A Little Colin Time

Tonight is the night I’m to speak before the O’Fallon Photo Club. Since the day job ends hours ahead of when tonight’s fun begins, it’s a 35-mile round trip home and back to St. Charles, and the gas price rose to above three bucks today, I’ve been at the mercy of McDonald’s and Starbucks, landing for dinner and dessert.

As I’ve sat in between work and play, I’ve finished reading Joe McNally’s When It Clicks. This book has had a huge amount of press and buzz, selling out the first printing in about a second-and-a-half, and selling well through its surprise second printing. I’ve never met Joe, but I feel like I just sat down with him, and talked shop for hours. This book is that good, and written just that way.

Sometimes I have problems with technical books. The reference side of them is obvious, but I have a tough time sitting through them, reading them cover to cover, looking for the nuggets o’ goodness. Face it, most of them are designed to favor you having your keyboard in front of you to try launching the pearls of wisdom into the ether. Generally, those are a tough read when you’re sitting at the day job, without access to the machines that house all your photographic life and tools. This book ain’t that.

That’s not to say that there’s not a lot to learn, and plenty of excuses to put post-it notes on pages (my way of flagging something as a “big deal”), but the manner is different. This book is conversational, like Joe McNally was sitting right in front of you, swapping stories with you across a pint or three. And in that is the value. It’s learning without even realizing you’re doing it. It’s engrossing, and it’s fun. I cackled out loud innumerable times as I plowed through this tome of practical wisdom and wit.

This one’s good, gang. Find it if you can, read it for the fun. Read it again to figure out what you missed. And then read it once more to just flat breathe in the life this book has. There’s touching material, hilarious material, a little technical material, and plenty of things running the gamut between. In truth, had Mark Twain been in this age and a photographer, I could see him having written something like this.

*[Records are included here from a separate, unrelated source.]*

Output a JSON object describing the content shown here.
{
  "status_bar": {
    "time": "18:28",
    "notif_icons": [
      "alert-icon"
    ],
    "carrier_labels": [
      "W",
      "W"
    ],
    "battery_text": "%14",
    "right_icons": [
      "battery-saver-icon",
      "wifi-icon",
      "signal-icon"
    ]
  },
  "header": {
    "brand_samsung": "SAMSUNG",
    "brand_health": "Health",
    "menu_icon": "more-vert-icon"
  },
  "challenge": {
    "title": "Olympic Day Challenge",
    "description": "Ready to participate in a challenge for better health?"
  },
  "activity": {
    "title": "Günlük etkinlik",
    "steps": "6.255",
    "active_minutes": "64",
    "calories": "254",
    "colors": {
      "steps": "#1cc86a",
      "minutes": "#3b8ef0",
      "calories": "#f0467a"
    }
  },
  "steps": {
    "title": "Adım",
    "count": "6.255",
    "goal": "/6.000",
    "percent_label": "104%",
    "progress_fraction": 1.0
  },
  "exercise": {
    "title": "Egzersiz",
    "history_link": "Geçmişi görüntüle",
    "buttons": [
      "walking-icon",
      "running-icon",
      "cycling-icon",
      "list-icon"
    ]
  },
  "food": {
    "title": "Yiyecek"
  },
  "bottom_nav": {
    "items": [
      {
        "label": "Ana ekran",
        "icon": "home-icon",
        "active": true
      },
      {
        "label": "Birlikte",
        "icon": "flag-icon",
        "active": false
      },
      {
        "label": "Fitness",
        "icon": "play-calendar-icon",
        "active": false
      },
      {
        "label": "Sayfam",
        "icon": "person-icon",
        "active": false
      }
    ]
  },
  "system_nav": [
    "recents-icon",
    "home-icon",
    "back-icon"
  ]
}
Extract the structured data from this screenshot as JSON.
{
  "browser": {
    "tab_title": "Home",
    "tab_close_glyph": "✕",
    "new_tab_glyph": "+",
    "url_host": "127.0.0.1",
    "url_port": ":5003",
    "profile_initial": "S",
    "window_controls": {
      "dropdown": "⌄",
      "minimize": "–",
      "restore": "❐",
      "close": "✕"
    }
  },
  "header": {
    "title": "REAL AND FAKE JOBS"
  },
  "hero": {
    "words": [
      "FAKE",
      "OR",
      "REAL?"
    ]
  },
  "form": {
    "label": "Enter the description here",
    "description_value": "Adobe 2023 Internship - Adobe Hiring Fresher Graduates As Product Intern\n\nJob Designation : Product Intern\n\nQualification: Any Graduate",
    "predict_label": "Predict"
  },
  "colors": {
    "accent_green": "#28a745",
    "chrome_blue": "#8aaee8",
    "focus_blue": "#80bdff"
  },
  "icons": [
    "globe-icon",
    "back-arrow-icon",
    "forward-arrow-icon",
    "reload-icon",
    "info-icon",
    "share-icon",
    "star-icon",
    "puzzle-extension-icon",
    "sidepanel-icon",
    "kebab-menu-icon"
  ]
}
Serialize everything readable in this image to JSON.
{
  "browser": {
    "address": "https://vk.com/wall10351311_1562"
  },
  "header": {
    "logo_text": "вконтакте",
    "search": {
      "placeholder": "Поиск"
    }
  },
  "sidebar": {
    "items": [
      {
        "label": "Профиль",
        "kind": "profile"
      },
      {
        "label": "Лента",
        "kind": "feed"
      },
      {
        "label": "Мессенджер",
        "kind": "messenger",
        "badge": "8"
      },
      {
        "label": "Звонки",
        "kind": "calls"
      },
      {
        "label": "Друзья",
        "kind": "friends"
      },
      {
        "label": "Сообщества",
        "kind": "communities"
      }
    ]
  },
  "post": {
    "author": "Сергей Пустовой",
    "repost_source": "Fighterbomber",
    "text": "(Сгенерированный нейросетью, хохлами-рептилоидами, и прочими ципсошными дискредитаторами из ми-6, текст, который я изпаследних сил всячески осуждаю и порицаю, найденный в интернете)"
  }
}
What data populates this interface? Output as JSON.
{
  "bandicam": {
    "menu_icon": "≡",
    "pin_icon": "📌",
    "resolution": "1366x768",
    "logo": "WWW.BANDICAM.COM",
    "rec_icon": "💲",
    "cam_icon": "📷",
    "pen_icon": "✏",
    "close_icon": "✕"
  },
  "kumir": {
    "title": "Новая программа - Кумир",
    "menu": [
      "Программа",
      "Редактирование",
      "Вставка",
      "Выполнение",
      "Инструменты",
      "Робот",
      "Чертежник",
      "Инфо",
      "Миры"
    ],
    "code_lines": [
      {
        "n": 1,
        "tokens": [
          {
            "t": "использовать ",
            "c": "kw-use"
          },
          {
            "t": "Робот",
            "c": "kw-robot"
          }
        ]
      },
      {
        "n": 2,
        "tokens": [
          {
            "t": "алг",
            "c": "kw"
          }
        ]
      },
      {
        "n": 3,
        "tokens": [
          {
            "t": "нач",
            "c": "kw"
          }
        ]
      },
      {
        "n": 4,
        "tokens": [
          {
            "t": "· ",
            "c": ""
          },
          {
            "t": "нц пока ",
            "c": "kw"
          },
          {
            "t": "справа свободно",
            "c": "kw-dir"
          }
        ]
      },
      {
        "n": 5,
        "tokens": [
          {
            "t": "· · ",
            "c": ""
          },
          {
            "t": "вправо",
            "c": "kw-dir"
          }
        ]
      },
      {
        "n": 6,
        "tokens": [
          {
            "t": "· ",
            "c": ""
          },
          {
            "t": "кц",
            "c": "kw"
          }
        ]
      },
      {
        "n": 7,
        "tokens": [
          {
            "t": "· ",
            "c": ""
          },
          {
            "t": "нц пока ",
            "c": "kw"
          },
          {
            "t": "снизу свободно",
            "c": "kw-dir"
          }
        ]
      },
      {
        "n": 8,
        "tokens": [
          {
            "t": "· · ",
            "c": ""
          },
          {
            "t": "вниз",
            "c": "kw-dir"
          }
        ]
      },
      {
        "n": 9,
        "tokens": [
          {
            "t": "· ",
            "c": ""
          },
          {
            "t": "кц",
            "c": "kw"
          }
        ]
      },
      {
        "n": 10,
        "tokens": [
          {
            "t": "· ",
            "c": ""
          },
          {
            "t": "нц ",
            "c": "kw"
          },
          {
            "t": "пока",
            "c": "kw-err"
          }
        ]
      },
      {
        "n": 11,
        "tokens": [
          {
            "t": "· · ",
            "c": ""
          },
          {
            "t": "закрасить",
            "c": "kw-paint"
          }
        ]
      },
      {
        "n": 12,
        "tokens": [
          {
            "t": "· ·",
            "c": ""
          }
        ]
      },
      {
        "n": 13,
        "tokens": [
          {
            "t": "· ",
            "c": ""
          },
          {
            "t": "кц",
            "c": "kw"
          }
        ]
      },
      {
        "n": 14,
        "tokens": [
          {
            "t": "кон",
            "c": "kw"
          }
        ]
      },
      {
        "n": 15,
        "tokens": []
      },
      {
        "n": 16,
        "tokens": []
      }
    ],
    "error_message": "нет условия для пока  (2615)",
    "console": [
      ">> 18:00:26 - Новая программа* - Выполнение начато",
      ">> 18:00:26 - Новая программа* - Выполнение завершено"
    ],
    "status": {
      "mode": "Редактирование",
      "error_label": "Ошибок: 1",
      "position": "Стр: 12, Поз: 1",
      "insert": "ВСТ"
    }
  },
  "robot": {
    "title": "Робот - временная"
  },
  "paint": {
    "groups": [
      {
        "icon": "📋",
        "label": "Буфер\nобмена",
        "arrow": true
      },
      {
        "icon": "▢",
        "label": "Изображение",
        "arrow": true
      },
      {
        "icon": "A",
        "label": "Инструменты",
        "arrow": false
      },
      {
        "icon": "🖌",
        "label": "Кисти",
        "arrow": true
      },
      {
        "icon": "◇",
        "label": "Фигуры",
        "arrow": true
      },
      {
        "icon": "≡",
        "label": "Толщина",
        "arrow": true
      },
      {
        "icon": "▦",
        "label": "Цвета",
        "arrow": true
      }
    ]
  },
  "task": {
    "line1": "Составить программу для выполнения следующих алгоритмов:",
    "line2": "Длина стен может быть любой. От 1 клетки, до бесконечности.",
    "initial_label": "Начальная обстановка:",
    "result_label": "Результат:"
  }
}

And so a little Colin time was spent with one of the best photographers, and I was entertrained (entertained and trained, a word similar to edutainment or infomercials). And I was inspired, and that alone is probably the greatest gift a book and author can bestow.